|Cooperative Classification||A61M5/1689, A61M5/16827|
|European Classification||A61M5/168A11, A61M5/168M4|
|Oct 26, 1992||AS||Assignment|
Owner name: FRESENIUS AKTIENGESELLSCHAFT
Free format text: ASSIGNMENT OF ASSIGNORS INTEREST.;ASSIGNOR:CRITIKON, INC., A CORP. OF FL;REEL/FRAME:006353/0024
Effective date: 19920824
Owner name: FRESENIUS USA, INC., CO. OF MA
Free format text: ASSIGNMENT OF ASSIGNORS INTEREST.;ASSIGNOR:CRITIKON, INC., A CORP. OF FL;REEL/FRAME:006353/0024
Effective date: 19920824
|Sep 13, 1993||FPAY||Fee payment|

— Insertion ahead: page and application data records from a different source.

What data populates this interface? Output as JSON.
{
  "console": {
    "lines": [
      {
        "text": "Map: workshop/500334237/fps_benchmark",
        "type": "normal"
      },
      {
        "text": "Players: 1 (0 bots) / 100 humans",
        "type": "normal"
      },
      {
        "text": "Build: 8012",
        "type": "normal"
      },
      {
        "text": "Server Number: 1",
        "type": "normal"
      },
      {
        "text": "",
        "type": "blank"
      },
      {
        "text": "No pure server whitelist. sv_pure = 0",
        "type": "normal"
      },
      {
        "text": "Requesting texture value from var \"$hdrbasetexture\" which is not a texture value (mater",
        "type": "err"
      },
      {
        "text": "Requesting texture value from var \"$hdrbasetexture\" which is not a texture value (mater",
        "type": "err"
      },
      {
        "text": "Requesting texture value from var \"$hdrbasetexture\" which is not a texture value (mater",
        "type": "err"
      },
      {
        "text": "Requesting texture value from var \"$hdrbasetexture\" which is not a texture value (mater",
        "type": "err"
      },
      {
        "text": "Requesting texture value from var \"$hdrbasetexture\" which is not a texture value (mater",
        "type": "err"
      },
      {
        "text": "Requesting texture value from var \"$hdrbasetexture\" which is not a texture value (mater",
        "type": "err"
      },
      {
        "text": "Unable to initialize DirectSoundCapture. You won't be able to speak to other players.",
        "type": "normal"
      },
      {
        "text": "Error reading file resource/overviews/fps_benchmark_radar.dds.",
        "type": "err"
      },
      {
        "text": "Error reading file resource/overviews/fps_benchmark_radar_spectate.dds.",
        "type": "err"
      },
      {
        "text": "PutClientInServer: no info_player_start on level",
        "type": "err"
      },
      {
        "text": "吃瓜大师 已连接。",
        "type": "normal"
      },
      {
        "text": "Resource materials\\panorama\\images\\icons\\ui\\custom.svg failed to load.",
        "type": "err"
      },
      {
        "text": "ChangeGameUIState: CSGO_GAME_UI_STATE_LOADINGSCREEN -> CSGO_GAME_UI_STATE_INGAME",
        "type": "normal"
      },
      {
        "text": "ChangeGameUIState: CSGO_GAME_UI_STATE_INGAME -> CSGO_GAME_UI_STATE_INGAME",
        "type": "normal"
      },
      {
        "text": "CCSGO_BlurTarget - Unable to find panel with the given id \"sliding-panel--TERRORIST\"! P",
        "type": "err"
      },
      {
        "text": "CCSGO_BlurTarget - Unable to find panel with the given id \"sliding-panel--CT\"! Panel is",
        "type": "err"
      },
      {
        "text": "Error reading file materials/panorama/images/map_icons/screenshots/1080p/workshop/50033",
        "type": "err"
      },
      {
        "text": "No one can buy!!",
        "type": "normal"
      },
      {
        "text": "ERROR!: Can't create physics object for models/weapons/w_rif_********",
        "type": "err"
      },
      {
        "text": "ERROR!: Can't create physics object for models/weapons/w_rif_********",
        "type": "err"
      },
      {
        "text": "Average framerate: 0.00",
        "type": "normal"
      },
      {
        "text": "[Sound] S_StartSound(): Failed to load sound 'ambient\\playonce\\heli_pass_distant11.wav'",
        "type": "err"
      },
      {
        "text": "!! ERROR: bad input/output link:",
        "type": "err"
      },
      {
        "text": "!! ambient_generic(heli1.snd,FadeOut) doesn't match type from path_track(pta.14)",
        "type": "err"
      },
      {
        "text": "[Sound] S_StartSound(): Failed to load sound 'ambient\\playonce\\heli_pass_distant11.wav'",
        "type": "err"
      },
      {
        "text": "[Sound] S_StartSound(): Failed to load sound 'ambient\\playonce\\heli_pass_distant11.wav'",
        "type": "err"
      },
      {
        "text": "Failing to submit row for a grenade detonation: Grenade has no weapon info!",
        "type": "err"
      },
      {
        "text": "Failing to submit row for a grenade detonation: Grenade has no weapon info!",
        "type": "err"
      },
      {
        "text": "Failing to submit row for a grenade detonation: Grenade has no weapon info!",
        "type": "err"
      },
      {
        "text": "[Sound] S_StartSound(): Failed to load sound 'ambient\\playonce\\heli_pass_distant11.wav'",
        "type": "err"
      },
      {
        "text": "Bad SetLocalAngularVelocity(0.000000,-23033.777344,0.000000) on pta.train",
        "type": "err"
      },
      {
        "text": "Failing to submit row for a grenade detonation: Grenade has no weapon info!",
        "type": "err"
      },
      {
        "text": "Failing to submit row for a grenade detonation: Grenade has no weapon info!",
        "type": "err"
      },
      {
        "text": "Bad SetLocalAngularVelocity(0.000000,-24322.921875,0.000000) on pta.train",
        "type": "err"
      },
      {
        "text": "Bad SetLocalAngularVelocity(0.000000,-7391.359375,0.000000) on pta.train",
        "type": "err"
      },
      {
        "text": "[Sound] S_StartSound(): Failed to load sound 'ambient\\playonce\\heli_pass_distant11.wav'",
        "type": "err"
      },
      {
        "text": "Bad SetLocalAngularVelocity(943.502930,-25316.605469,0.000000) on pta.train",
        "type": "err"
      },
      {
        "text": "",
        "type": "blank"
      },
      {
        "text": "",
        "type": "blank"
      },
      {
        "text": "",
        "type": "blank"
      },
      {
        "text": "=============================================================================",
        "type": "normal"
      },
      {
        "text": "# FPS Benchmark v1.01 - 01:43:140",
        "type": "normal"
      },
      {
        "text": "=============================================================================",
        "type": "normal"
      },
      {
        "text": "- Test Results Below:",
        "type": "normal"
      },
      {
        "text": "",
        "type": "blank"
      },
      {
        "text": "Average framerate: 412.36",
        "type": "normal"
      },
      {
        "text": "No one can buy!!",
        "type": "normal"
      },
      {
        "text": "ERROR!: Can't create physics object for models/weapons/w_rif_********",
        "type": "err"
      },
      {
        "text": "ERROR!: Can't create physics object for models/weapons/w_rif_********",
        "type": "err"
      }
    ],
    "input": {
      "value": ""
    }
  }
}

Year of fee payment: 8
|Feb 12, 1998||REMI||Maintenance fee reminder mailed|
|Mar 15, 1998||LAPS||Lapse for failure to pay maintenance fees|